1. Oversimplifying the Transition
RIS/PACS migrations can be complex. Our advice? Test, test and test again! Testing in controlled environments is key. Like any system rollout: plan, test and implement. You’ll avoid surprises on go-live day that could lead to frustrated users and unplanned downtimes.
2. Transitioning Without Help
You’ll have a skills gap during a RIS/PACS deployment, so don’t cut corners. Working with a partner to ensure successful deployment will save money by avoiding elongated projects.
3. Forgetting to Consider all Contingencies
Don’t forget to consider all contingencies in the transition such as network architecture and data center facilities that need to be addressed as a new system is rolled out. For migrations, you may not need to migrate your entire set of records based on your state and facilities record retention requirements. Be sure to consult with your risk/compliance departments. There are several actions your organization can take to start with smaller integrations and build from there.
4. Choosing a New RIS/PACS Without Consulting With Users
Deploying a new RIS/PACS is a great opportunity for IT to enhance and strengthen its relationship with end users. Collaborate with other employees to find out what they need to be productive and address those areas with your vendor of choice.
5. Neglecting Your Infrastructure
Be mindful of the impact to your network and workstations. Make sure you build it out to handle the appropriate transaction volume and users without sacrificing performance and efficiency.

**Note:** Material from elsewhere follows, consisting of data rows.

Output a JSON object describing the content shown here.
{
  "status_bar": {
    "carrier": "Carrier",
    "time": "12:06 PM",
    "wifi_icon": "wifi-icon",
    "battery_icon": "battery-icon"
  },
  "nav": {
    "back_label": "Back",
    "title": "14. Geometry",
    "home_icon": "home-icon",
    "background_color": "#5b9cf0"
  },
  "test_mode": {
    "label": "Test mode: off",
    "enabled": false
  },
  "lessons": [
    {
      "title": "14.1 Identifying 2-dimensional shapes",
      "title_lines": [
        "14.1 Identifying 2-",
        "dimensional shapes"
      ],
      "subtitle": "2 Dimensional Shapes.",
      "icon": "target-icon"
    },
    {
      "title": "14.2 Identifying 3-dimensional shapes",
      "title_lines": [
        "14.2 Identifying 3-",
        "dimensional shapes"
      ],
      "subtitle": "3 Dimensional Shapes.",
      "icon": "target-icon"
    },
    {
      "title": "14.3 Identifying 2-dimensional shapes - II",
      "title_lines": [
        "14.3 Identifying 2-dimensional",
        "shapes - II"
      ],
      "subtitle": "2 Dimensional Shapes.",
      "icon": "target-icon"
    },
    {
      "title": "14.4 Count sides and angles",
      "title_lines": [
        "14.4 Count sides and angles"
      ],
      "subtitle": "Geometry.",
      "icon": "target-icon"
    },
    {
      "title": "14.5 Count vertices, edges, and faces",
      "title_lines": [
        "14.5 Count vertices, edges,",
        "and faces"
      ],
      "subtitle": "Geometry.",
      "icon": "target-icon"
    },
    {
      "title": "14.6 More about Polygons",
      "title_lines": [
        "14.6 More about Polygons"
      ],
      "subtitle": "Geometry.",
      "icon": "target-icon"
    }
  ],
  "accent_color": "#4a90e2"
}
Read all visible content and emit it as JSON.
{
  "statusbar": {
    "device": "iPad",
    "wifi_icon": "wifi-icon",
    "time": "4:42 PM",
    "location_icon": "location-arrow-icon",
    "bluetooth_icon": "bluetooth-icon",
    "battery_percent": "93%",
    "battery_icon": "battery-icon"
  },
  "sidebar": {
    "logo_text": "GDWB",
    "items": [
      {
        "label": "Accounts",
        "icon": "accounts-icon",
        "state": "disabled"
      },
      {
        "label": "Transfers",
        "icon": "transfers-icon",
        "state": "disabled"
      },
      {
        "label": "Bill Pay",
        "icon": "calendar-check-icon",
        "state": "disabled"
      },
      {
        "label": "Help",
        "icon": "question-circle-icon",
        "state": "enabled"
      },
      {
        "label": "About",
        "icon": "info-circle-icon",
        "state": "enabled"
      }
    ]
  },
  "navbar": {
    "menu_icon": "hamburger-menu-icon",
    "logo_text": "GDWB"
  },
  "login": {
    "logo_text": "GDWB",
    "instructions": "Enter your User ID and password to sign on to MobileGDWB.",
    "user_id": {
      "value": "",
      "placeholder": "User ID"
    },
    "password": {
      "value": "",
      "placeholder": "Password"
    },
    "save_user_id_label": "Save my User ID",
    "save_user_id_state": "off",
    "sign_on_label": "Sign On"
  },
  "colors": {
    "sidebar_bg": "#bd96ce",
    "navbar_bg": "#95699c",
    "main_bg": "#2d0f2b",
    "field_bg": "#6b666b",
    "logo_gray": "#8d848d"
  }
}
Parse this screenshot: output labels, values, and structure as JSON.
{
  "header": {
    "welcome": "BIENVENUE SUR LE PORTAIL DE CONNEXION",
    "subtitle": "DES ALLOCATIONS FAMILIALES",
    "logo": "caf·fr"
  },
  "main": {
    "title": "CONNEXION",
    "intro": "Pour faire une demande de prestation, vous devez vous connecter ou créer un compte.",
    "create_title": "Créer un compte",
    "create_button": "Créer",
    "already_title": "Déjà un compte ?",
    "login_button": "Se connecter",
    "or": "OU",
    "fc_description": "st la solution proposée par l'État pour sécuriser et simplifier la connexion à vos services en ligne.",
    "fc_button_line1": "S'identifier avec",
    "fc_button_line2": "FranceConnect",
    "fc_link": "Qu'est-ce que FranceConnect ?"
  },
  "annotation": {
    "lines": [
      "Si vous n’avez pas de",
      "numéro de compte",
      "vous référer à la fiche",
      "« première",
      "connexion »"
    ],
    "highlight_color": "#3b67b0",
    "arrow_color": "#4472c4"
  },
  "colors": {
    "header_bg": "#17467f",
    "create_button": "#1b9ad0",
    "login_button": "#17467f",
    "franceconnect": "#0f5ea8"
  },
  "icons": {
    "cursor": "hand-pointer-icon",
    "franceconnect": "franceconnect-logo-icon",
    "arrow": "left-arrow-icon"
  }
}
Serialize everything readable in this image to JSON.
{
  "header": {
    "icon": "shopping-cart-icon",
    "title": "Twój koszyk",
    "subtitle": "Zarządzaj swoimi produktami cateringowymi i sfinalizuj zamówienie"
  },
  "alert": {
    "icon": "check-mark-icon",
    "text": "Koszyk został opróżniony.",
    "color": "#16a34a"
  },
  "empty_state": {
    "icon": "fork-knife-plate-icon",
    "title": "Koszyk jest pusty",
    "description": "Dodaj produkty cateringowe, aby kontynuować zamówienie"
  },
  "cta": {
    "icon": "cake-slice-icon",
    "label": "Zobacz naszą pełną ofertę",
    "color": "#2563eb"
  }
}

Ryan Furlough, BSCPE, CPAS, has worked in medical imaging services for over a decade in various operational and technical leadership positions. He holds a B.S. in computer engineering from North Carolina State University where he graduated with honors and professional certification in PACS (PARCA). He has also been active in industry groups such as HIMSS, where he was part of a workgroup that developed HIMSS Telemedicine Services RFP. He currently serves as the director of professional services for RamSoft.